This type of cheese mold is vegan and in a liquid form. Apply directly into the medium you are using to make vegan blue cheese. Some people like to spray it on, after diluting it with a little water. The PRB6 Strain is a liquid form of Penicillium Roqueforti that has a blue-green color, grows fast, and a strong blue flavor.
|Blue cheeses- gorgonzola roquefort danablue|
|Soft cheeses- brie or camembert|
|Penicillium Candidum Neige||
|French and goat cheeses- brie and camembert|
|Penicillium Candidum HP 6 *vegan & dairy-free||
|Mixed-mold cheeses- baby brie and camembert|
|Penicillium Candidum ABL||
|Thin rinds and soft cheeses- brie and camembert|
|Penicillium Roqueforti *vegan strain||
|Blue cheeses- gorgonzola roquefort danablue|
|Penicillium Candidum Sam 3 2-10 Size||
|Soft cheeses- brie and camembert|
Why is cheese mold important?
Cheese mold gives cheeses their specific texture and flavor. Molds are typically applied to the outside of the cheese to form a crust. There are many different kinds of molds as we listed in our table above that are used to make the variety of cheeses. In order for certain kinds of cheeses to develop their unique flavors, they require cheese molds to age like soft-ripened cheeses (brie) or blue cheeses (gorgonzola). Once you’ve decided which cheese recipe you’d like to try, be sure to reference our chart to guide you in finding the mold you will need to get your desired cheese.
What cheese mold will I need?
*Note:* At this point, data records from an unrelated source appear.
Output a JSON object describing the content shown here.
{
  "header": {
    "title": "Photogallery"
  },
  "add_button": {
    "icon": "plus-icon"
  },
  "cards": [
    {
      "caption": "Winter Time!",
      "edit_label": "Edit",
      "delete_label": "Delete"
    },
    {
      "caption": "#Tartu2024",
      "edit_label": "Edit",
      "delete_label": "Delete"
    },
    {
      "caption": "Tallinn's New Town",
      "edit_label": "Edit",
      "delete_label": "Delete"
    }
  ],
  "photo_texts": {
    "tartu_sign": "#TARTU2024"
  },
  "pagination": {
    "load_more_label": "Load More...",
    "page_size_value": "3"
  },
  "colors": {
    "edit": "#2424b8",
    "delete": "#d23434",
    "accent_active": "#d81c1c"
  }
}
The type of cheese you will be making will help determine which cheese mold you will need. For example, if you plan on making blue cheeses then we recommend using Penicillium Roqueforti. We also carry vegan and dairy-free options for those with dietary restrictions. If you need further assistance, allow The CheeseMaker will help you in your cheesemaking journey!
Is cheese mold the same as cheese culture?
Oftentimes, if you are new to cheesemaking you may get cheese molds and cheese cultures confused. While cheese mold is primarily applied to the outside of the cheese, cheese culture is used to help form the substance of the cheese inside. Cheese culture is used to help good bacteria in the milk flourish and leads to a more rich and developed flavor. It’s a group of specific bacteria strains that are put together for making a specific cheese. 6
What cheeses are made with mold?
Most cheeses are made by adding bacteria, but there are a select few that have added mold to them. Although not all cheeses require mold for production, it is still important to note which ones do. To name a few, cheeses such as gorgonzola, stilton, brie, roquefort, blue, and camembert contain mold in the manufacturing process. However, you may be wondering: is consuming cheese with mold safe to eat? If the cheese requires it in the production process then it is completely safe. On the other hand, if the mold is not part of the cheesemaking process but rather starts to grow from spoilage and changes the look, texture, or odor of the cheese in an unnatural way, this signifies it’s gone bad and is most likely not safe to consume. Use your best judgement and proceed with caution when determining which molds are edible and which ones are not.
What other cheese molds are there and what are they used for?
The most common type of cheese molds are the white molds that grow on top of the outer layer of Brie, Camembert or blue cheeses (Gorgonzola or Roquefort). Other types of cheese molds that we offer are cheese moulds or presses which help formulate the shape of the cheese. Whether you’re going for a pyramid shape or oval form, we have a variety of different cheese moulds available in both plastic and stainless steel to help you reach your desired cheese shape. Browse our cheese mould products here to simplify your cheesemaking process!